#### Exercise inputs:

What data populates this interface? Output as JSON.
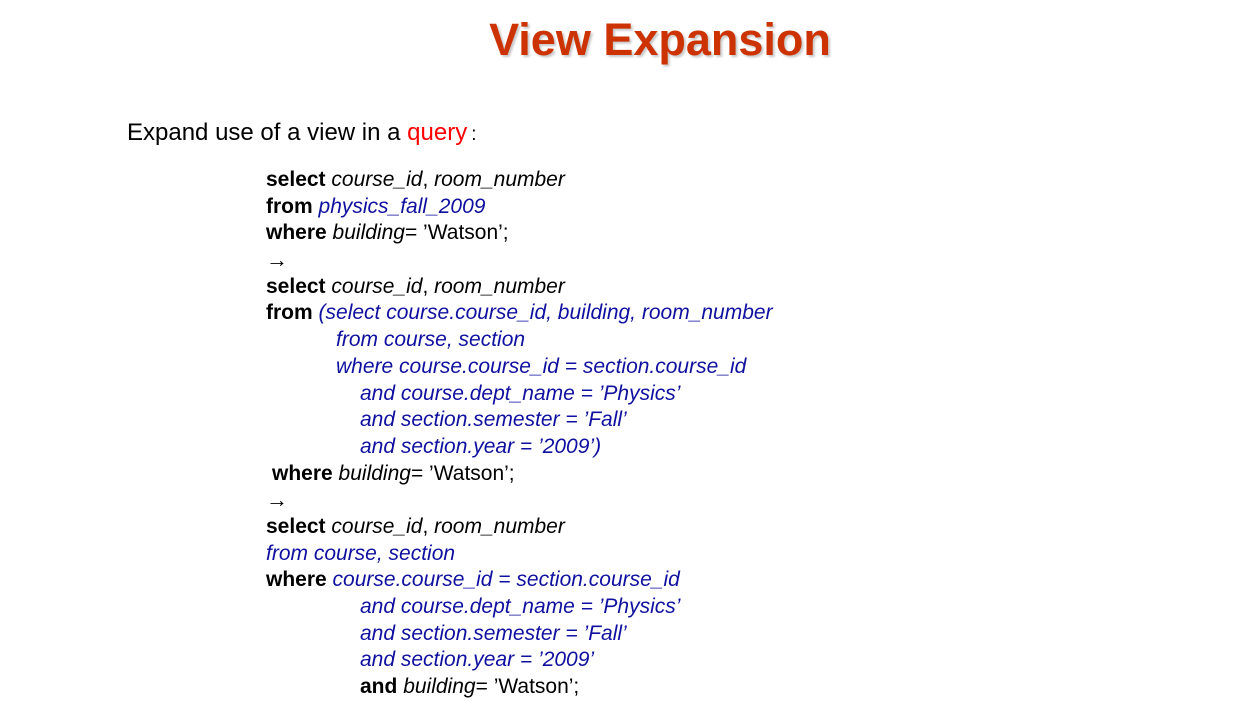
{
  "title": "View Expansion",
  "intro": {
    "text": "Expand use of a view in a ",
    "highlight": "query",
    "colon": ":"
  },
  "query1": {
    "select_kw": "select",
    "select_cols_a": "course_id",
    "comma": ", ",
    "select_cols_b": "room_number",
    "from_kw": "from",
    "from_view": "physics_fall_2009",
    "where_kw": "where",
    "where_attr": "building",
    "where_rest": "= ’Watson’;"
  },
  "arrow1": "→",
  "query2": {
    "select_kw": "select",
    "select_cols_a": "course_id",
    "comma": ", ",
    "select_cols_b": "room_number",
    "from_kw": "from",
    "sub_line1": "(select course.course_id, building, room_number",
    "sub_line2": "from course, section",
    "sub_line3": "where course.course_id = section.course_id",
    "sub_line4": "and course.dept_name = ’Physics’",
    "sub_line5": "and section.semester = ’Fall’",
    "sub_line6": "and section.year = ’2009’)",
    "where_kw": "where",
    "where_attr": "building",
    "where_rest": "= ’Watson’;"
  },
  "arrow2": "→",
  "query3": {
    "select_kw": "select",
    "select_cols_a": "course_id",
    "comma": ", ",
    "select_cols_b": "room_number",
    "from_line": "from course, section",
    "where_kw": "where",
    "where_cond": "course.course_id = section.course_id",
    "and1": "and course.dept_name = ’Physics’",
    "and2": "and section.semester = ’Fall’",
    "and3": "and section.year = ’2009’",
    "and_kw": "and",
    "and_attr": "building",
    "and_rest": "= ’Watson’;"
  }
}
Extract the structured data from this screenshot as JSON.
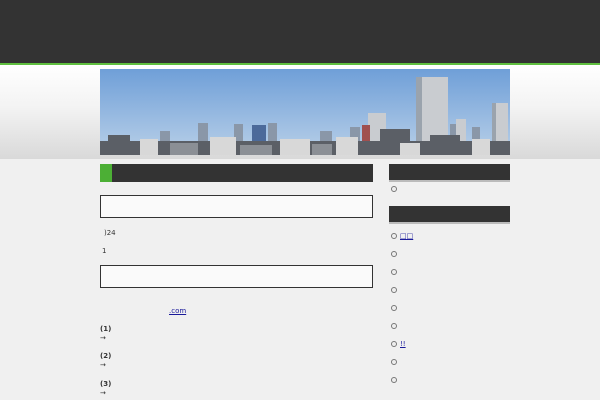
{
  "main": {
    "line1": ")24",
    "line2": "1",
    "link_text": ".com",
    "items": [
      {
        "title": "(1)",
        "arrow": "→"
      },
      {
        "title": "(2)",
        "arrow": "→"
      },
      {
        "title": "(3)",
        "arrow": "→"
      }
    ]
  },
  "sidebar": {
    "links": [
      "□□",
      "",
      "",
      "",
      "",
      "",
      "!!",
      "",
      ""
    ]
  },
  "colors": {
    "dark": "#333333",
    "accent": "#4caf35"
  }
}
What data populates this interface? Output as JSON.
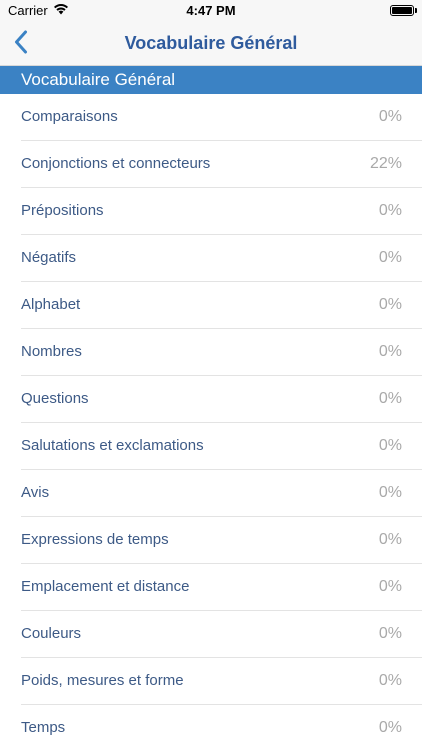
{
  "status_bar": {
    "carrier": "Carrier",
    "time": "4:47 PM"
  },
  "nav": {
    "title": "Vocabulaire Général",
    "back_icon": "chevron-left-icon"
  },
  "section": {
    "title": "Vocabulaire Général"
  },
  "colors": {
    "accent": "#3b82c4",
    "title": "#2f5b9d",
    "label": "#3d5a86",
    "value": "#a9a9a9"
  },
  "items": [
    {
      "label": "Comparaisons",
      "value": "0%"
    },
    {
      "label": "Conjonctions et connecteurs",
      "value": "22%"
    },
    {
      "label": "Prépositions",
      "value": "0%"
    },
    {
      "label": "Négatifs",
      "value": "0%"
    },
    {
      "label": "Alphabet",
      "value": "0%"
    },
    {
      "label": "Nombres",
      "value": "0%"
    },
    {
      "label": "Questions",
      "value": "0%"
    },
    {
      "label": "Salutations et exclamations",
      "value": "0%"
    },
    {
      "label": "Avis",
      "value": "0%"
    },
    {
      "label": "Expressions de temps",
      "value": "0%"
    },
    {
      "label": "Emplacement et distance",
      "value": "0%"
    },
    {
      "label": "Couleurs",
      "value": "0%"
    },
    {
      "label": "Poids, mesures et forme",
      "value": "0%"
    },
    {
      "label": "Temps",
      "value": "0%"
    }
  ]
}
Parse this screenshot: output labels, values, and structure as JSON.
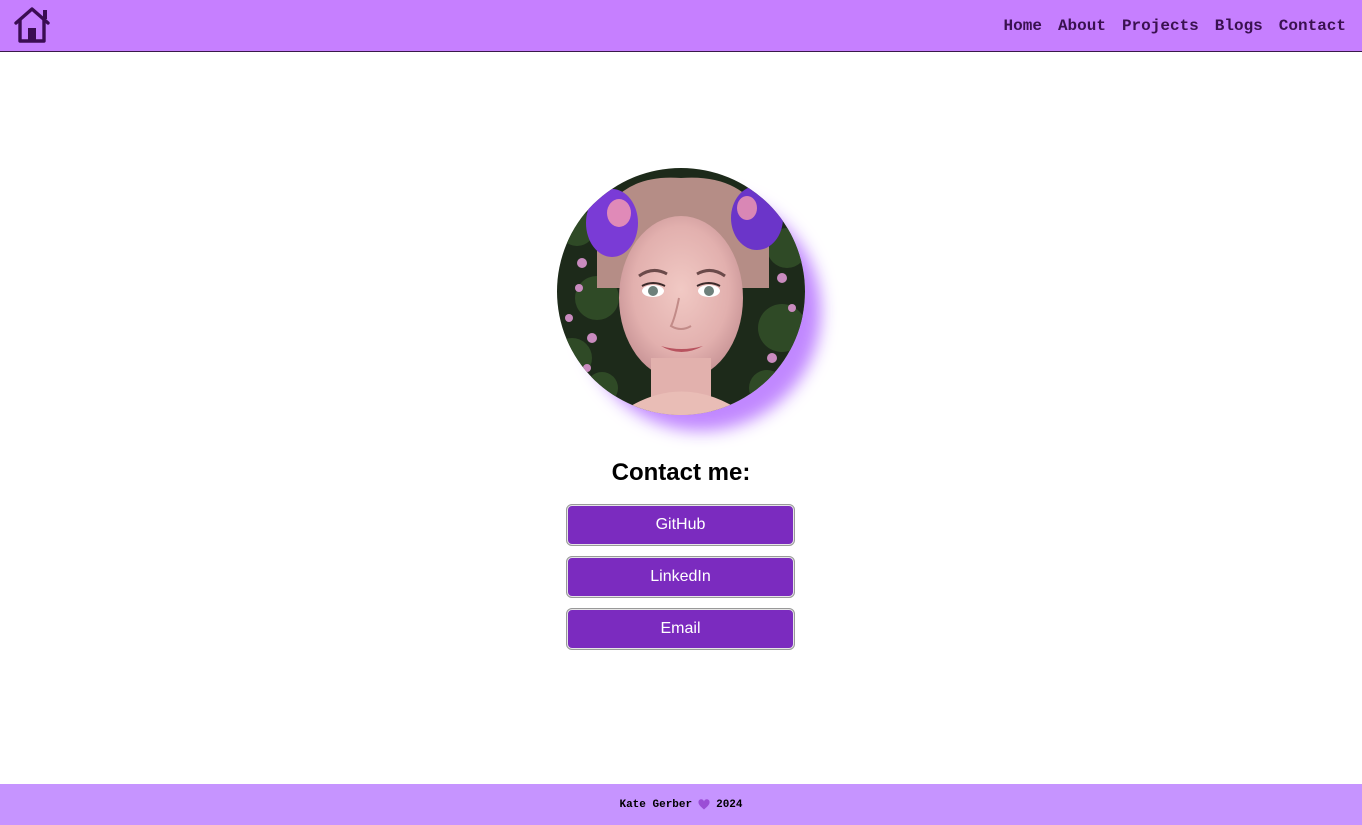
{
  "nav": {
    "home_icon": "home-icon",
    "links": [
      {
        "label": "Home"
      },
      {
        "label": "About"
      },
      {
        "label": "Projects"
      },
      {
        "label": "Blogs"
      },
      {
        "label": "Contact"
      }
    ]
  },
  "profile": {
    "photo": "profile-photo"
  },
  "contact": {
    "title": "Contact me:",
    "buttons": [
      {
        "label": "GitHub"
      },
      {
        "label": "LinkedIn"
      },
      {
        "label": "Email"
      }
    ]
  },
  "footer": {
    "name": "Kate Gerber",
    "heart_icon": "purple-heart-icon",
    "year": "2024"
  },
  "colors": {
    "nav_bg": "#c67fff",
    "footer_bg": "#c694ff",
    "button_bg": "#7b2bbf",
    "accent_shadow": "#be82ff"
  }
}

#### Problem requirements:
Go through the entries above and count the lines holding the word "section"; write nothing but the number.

#### Answer area:
9